But this year, the big chains, led by Blockbuster, began reporting declining same-store rental revenue, quarter after quarter. At the same time, they began trying all sorts of schemes to stop the red ink from flowing. Blockbuster announced a big push into the used DVD “trading” business and then a monthly subscription program. Hollywood Entertainment chief Mark Wattles announced his intent to take the chain private so he could more easily diversify into video games and other areas. And Movie Gallery, which felt the hurt a bit later than its more urban competitors due to the rural nature of its stores, also began to tinker with its business, stepping up its commitment to video games and testing in-store subscriptions.

Indeed, “subscriptions” has become the rental industry's buzz word du jour. Both Wal-Mart and Blockbuster in 2004 entered the online subscription arena dominated by Netflix, while Blockbuster and several other rental chains toyed with a monthly rental “pass.” In each case, the concept was the same: three titles out at any one time, no limit, for about $20 a month.

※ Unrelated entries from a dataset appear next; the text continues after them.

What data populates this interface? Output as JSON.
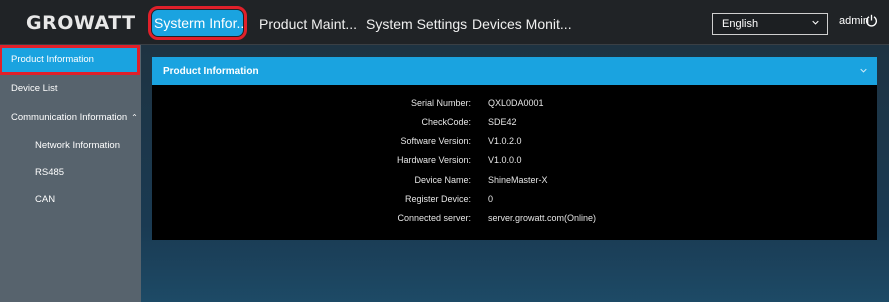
{
  "brand": {
    "logo": "GROWATT"
  },
  "nav": {
    "tabs": [
      {
        "label": "Systerm Infor..."
      },
      {
        "label": "Product Maint..."
      },
      {
        "label": "System Settings"
      },
      {
        "label": "Devices Monit..."
      }
    ]
  },
  "header": {
    "language": "English",
    "user": "admin"
  },
  "sidebar": {
    "items": [
      {
        "label": "Product Information"
      },
      {
        "label": "Device List"
      },
      {
        "label": "Communication Information",
        "expanded": true
      },
      {
        "label": "Network Information"
      },
      {
        "label": "RS485"
      },
      {
        "label": "CAN"
      }
    ]
  },
  "panel": {
    "title": "Product Information",
    "rows": [
      {
        "label": "Serial Number:",
        "value": "QXL0DA0001"
      },
      {
        "label": "CheckCode:",
        "value": "SDE42"
      },
      {
        "label": "Software Version:",
        "value": "V1.0.2.0"
      },
      {
        "label": "Hardware Version:",
        "value": "V1.0.0.0"
      },
      {
        "label": "Device Name:",
        "value": "ShineMaster-X"
      },
      {
        "label": "Register Device:",
        "value": "0"
      },
      {
        "label": "Connected server:",
        "value": "server.growatt.com(Online)"
      }
    ]
  },
  "colors": {
    "accent": "#1aa3e0",
    "highlight_border": "#e0202a",
    "sidebar_bg": "#57636d",
    "topbar_bg": "#202326",
    "panel_bg": "#000000"
  }
}
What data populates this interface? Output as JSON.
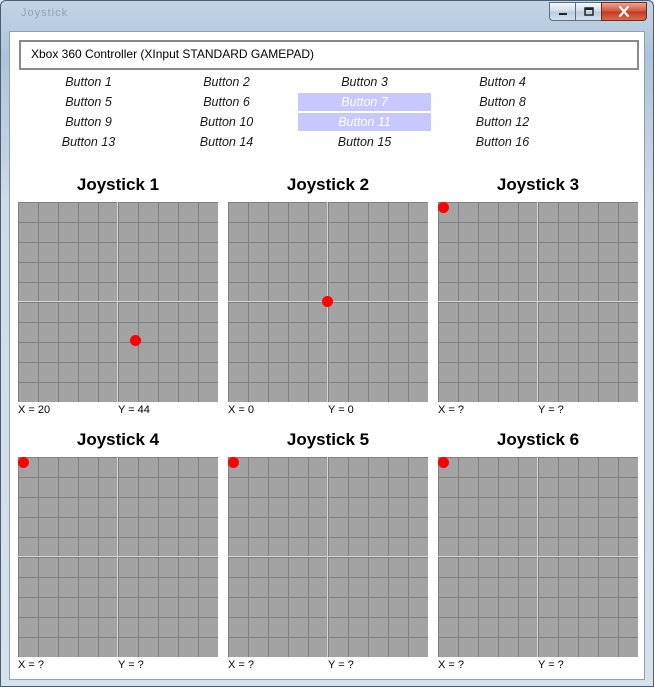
{
  "window": {
    "title": "Joystick",
    "controls": {
      "minimize": "minimize-icon",
      "maximize": "maximize-icon",
      "close": "close-icon"
    }
  },
  "device": {
    "name": "Xbox 360 Controller (XInput STANDARD GAMEPAD)"
  },
  "buttons": [
    {
      "label": "Button 1",
      "pressed": false
    },
    {
      "label": "Button 2",
      "pressed": false
    },
    {
      "label": "Button 3",
      "pressed": false
    },
    {
      "label": "Button 4",
      "pressed": false
    },
    {
      "label": "Button 5",
      "pressed": false
    },
    {
      "label": "Button 6",
      "pressed": false
    },
    {
      "label": "Button 7",
      "pressed": true
    },
    {
      "label": "Button 8",
      "pressed": false
    },
    {
      "label": "Button 9",
      "pressed": false
    },
    {
      "label": "Button 10",
      "pressed": false
    },
    {
      "label": "Button 11",
      "pressed": true
    },
    {
      "label": "Button 12",
      "pressed": false
    },
    {
      "label": "Button 13",
      "pressed": false
    },
    {
      "label": "Button 14",
      "pressed": false
    },
    {
      "label": "Button 15",
      "pressed": false
    },
    {
      "label": "Button 16",
      "pressed": false
    }
  ],
  "joysticks": [
    {
      "title": "Joystick 1",
      "x_text": "X = 20",
      "y_text": "Y = 44",
      "x": 20,
      "y": 44,
      "active": true
    },
    {
      "title": "Joystick 2",
      "x_text": "X = 0",
      "y_text": "Y = 0",
      "x": 0,
      "y": 0,
      "active": true
    },
    {
      "title": "Joystick 3",
      "x_text": "X = ?",
      "y_text": "Y = ?",
      "x": null,
      "y": null,
      "active": false
    },
    {
      "title": "Joystick 4",
      "x_text": "X = ?",
      "y_text": "Y = ?",
      "x": null,
      "y": null,
      "active": false
    },
    {
      "title": "Joystick 5",
      "x_text": "X = ?",
      "y_text": "Y = ?",
      "x": null,
      "y": null,
      "active": false
    },
    {
      "title": "Joystick 6",
      "x_text": "X = ?",
      "y_text": "Y = ?",
      "x": null,
      "y": null,
      "active": false
    }
  ],
  "colors": {
    "pressed_bg": "#c9c7ff",
    "dot": "#ff0000",
    "grid_bg": "#a3a3a3"
  }
}
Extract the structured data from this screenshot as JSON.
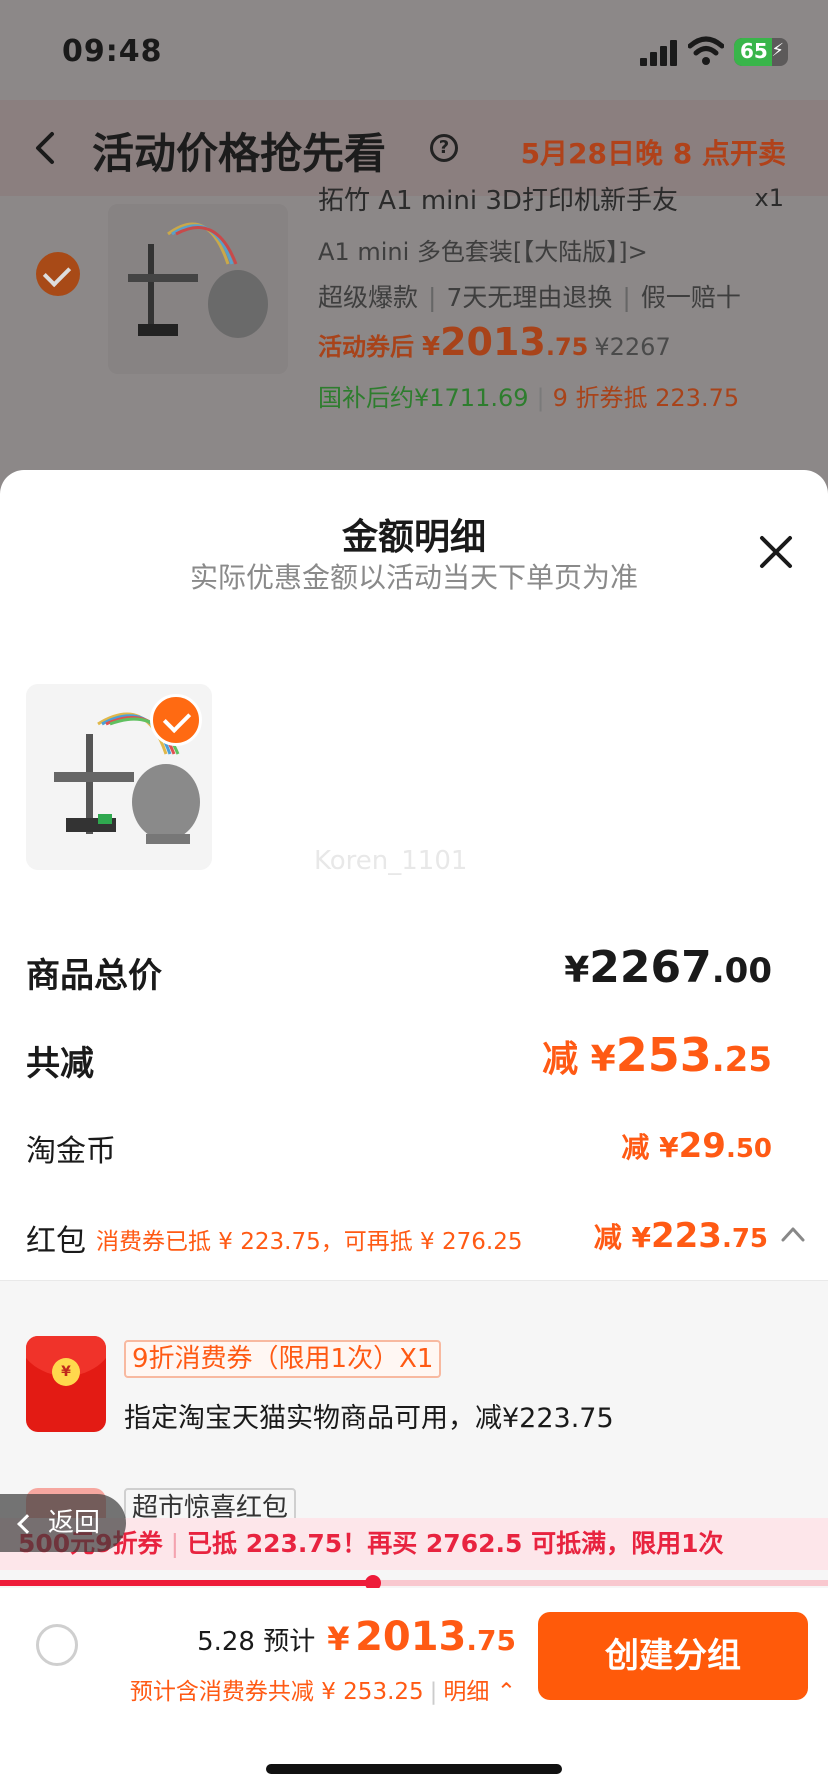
{
  "status_bar": {
    "time": "09:48",
    "battery": "65"
  },
  "nav": {
    "title": "活动价格抢先看",
    "help": "?",
    "sale_time": "5月28日晚 8 点开卖"
  },
  "background_product": {
    "name": "拓竹 A1 mini 3D打印机新手友",
    "qty": "x1",
    "sku": "A1 mini 多色套装[【大陆版】]>",
    "tags": [
      "超级爆款",
      "7天无理由退换",
      "假一赔十"
    ],
    "price_label": "活动券后",
    "price_yen": "¥",
    "price_int": "2013",
    "price_dec": ".75",
    "price_orig": "¥2267",
    "subsidy": "国补后约¥1711.69",
    "coupon": "9 折券抵 223.75"
  },
  "sheet": {
    "title": "金额明细",
    "subtitle": "实际优惠金额以活动当天下单页为准",
    "watermark": "Koren_1101",
    "total": {
      "label": "商品总价",
      "cur": "¥",
      "int": "2267",
      "dec": ".00"
    },
    "minus": {
      "label": "共减",
      "pre": "减 ¥",
      "int": "253",
      "dec": ".25"
    },
    "coins": {
      "label": "淘金币",
      "pre": "减 ¥",
      "int": "29",
      "dec": ".50"
    },
    "hongbao": {
      "label": "红包",
      "note": "消费券已抵 ¥ 223.75，可再抵 ¥ 276.25",
      "pre": "减 ¥",
      "int": "223",
      "dec": ".75"
    },
    "coupons": [
      {
        "tag": "9折消费券（限用1次）X1",
        "desc": "指定淘宝天猫实物商品可用，减¥223.75",
        "icon_symbol": "¥"
      },
      {
        "tag": "超市惊喜红包"
      }
    ]
  },
  "return_label": "返回",
  "promo": {
    "left": "500元9折券",
    "right": "已抵 223.75！再买 2762.5 可抵满，限用1次",
    "progress": 0.45
  },
  "footer": {
    "est_label": "5.28 预计",
    "yen": "¥",
    "int": "2013",
    "dec": ".75",
    "sub": "预计含消费券共减 ¥ 253.25",
    "detail": "明细",
    "create": "创建分组"
  },
  "colors": {
    "accent": "#ff5a14",
    "promo_red": "#ee1c3a",
    "subsidy_green": "#2e7d2e"
  },
  "icons": [
    "back-chevron-icon",
    "help-icon",
    "signal-icon",
    "wifi-icon",
    "battery-icon",
    "close-icon",
    "check-icon",
    "red-envelope-icon",
    "chevron-up-icon"
  ]
}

That's a significant development, said Sony's Feingold.

“Rental has been flat or declining for years,” he said. “The real story is the continuing expansion of the subscription model, whether it's online or in store. In the future, I think a big piece of the business will be subscription, versus a la carte. It gives people, once they know the cost base, the freedom to make their own decisions.”

Format Wars Heat Up
Big stories on the high-def front also surfaced in 2004.

Sony bought MGM in what many saw as a bid to beef up its catalog holdings and hopefully give its Blu-ray Disc an edge in software support.

The next-generation format wars heated up, and by the end of the year, five of the six majors had aligned themselves: Sony and Buena Vista with Blu-ray, Warner Home Video, Universal and Paramount with HD-DVD, whose backers touted cheaper costs and an easier transition.

Blockbuster put in a bid for Hollywood, and a week later, Movie Gallery joined the fray.

Wal-Mart delivered a year-end shocker when word broke that the giant discount chain wants permission from studios to burn DVDs of specially ordered movies in its stores.

“It's a maturing market, presenting us with new marketing and distribution challenges,” noted Stephen Einhorn, president of New Line Home Entertainment.

“I think this was the year when we got a peek into the future of the DVD marketing in its maturation phase,” added Buena Vista's Chapek. “We're looking at a flat market. If buy rates go down, you have to manage the category more than you ever have in the past.

“You watch how much product you place, you watch how much money you spend, and you have to be more discriminating about what you release, what you acquire and how much you spend on creating the product.”

Add Comment